• **Task to carry out**
Each line of the data should be duplicated precisely.

[Component data from apps and pages]
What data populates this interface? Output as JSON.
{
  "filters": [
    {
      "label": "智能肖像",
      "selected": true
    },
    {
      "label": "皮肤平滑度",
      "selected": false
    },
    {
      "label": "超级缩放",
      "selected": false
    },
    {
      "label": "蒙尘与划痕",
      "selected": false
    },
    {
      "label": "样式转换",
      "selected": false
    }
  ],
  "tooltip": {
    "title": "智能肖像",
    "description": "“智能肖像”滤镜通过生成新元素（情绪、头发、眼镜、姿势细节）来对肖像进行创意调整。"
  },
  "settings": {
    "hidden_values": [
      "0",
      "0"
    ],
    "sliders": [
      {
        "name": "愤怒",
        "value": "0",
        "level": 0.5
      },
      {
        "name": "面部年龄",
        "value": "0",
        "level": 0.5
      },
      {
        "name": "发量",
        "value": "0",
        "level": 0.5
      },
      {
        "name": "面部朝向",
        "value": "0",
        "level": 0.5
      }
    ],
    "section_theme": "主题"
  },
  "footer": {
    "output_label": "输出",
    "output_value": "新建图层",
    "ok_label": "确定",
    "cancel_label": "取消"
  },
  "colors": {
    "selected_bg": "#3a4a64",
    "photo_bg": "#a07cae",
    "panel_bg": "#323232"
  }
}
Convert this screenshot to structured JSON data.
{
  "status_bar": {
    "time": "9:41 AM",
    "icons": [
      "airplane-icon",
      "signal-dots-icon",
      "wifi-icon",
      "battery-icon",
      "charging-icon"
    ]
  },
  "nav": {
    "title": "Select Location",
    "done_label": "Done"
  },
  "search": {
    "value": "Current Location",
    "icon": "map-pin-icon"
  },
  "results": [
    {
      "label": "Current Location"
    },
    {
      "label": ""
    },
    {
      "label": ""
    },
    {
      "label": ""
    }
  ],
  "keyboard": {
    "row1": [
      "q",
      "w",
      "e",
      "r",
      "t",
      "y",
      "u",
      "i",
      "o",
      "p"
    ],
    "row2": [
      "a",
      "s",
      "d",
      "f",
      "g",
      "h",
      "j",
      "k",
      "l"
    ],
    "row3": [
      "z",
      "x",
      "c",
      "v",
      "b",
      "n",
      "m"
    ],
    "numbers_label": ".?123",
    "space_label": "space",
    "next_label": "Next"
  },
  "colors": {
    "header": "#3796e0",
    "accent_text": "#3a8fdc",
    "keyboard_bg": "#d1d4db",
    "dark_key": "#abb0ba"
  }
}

• **Answer to this exercise**
What data populates this interface? Output as JSON.
{
  "filters": [
    {
      "label": "智能肖像",
      "selected": true
    },
    {
      "label": "皮肤平滑度",
      "selected": false
    },
    {
      "label": "超级缩放",
      "selected": false
    },
    {
      "label": "蒙尘与划痕",
      "selected": false
    },
    {
      "label": "样式转换",
      "selected": false
    }
  ],
  "tooltip": {
    "title": "智能肖像",
    "description": "“智能肖像”滤镜通过生成新元素（情绪、头发、眼镜、姿势细节）来对肖像进行创意调整。"
  },
  "settings": {
    "hidden_values": [
      "0",
      "0"
    ],
    "sliders": [
      {
        "name": "愤怒",
        "value": "0",
        "level": 0.5
      },
      {
        "name": "面部年龄",
        "value": "0",
        "level": 0.5
      },
      {
        "name": "发量",
        "value": "0",
        "level": 0.5
      },
      {
        "name": "面部朝向",
        "value": "0",
        "level": 0.5
      }
    ],
    "section_theme": "主题"
  },
  "footer": {
    "output_label": "输出",
    "output_value": "新建图层",
    "ok_label": "确定",
    "cancel_label": "取消"
  },
  "colors": {
    "selected_bg": "#3a4a64",
    "photo_bg": "#a07cae",
    "panel_bg": "#323232"
  }
}
Convert this screenshot to structured JSON data.
{
  "status_bar": {
    "time": "9:41 AM",
    "icons": [
      "airplane-icon",
      "signal-dots-icon",
      "wifi-icon",
      "battery-icon",
      "charging-icon"
    ]
  },
  "nav": {
    "title": "Select Location",
    "done_label": "Done"
  },
  "search": {
    "value": "Current Location",
    "icon": "map-pin-icon"
  },
  "results": [
    {
      "label": "Current Location"
    },
    {
      "label": ""
    },
    {
      "label": ""
    },
    {
      "label": ""
    }
  ],
  "keyboard": {
    "row1": [
      "q",
      "w",
      "e",
      "r",
      "t",
      "y",
      "u",
      "i",
      "o",
      "p"
    ],
    "row2": [
      "a",
      "s",
      "d",
      "f",
      "g",
      "h",
      "j",
      "k",
      "l"
    ],
    "row3": [
      "z",
      "x",
      "c",
      "v",
      "b",
      "n",
      "m"
    ],
    "numbers_label": ".?123",
    "space_label": "space",
    "next_label": "Next"
  },
  "colors": {
    "header": "#3796e0",
    "accent_text": "#3a8fdc",
    "keyboard_bg": "#d1d4db",
    "dark_key": "#abb0ba"
  }
}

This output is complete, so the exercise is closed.